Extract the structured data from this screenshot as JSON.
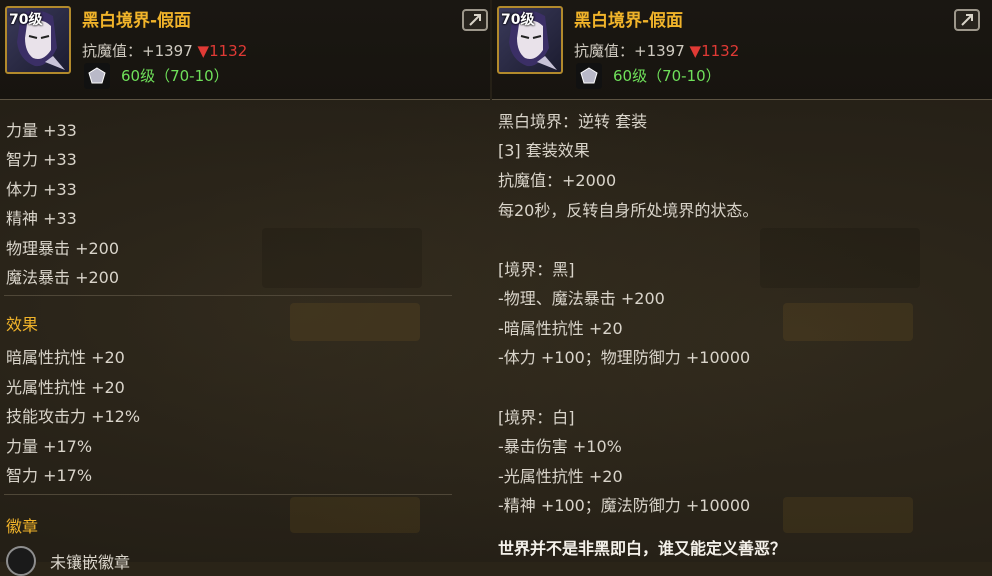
{
  "item": {
    "level_badge": "70级",
    "title": "黑白境界-假面",
    "resist_label": "抗魔值：",
    "resist_value": "+1397",
    "resist_diff": "▼1132",
    "gem_text": "60级（70-10）"
  },
  "left_stats": [
    "力量 +33",
    "智力 +33",
    "体力 +33",
    "精神 +33",
    "物理暴击 +200",
    "魔法暴击 +200"
  ],
  "effects": {
    "title": "效果",
    "lines": [
      "暗属性抗性 +20",
      "光属性抗性 +20",
      "技能攻击力 +12%",
      "力量 +17%",
      "智力 +17%"
    ]
  },
  "emblem": {
    "title": "徽章",
    "empty_text": "未镶嵌徽章"
  },
  "set_info": {
    "name": "黑白境界：逆转 套装",
    "bonus_title": "[3] 套装效果",
    "bonus_resist": "抗魔值：+2000",
    "bonus_desc": "每20秒，反转自身所处境界的状态。",
    "black": {
      "title": "[境界：黑]",
      "lines": [
        "-物理、魔法暴击 +200",
        "-暗属性抗性 +20",
        "-体力 +100；物理防御力 +10000"
      ]
    },
    "white": {
      "title": "[境界：白]",
      "lines": [
        "-暴击伤害 +10%",
        "-光属性抗性 +20",
        "-精神 +100；魔法防御力 +10000"
      ]
    },
    "quote": "世界并不是非黑即白，谁又能定义善恶？"
  },
  "colors": {
    "title": "#f0b32a",
    "gem": "#6fe05a",
    "down": "#e03a35"
  },
  "icons": [
    "mask-icon",
    "gem-icon",
    "share-icon",
    "emblem-slot-icon"
  ]
}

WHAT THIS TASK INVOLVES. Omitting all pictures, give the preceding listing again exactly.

RESPONSE BELOW.
Extract the structured data from this screenshot as JSON.
{
  "item": {
    "level_badge": "70级",
    "title": "黑白境界-假面",
    "resist_label": "抗魔值：",
    "resist_value": "+1397",
    "resist_diff": "▼1132",
    "gem_text": "60级（70-10）"
  },
  "left_stats": [
    "力量 +33",
    "智力 +33",
    "体力 +33",
    "精神 +33",
    "物理暴击 +200",
    "魔法暴击 +200"
  ],
  "effects": {
    "title": "效果",
    "lines": [
      "暗属性抗性 +20",
      "光属性抗性 +20",
      "技能攻击力 +12%",
      "力量 +17%",
      "智力 +17%"
    ]
  },
  "emblem": {
    "title": "徽章",
    "empty_text": "未镶嵌徽章"
  },
  "set_info": {
    "name": "黑白境界：逆转 套装",
    "bonus_title": "[3] 套装效果",
    "bonus_resist": "抗魔值：+2000",
    "bonus_desc": "每20秒，反转自身所处境界的状态。",
    "black": {
      "title": "[境界：黑]",
      "lines": [
        "-物理、魔法暴击 +200",
        "-暗属性抗性 +20",
        "-体力 +100；物理防御力 +10000"
      ]
    },
    "white": {
      "title": "[境界：白]",
      "lines": [
        "-暴击伤害 +10%",
        "-光属性抗性 +20",
        "-精神 +100；魔法防御力 +10000"
      ]
    },
    "quote": "世界并不是非黑即白，谁又能定义善恶？"
  },
  "colors": {
    "title": "#f0b32a",
    "gem": "#6fe05a",
    "down": "#e03a35"
  },
  "icons": [
    "mask-icon",
    "gem-icon",
    "share-icon",
    "emblem-slot-icon"
  ]
}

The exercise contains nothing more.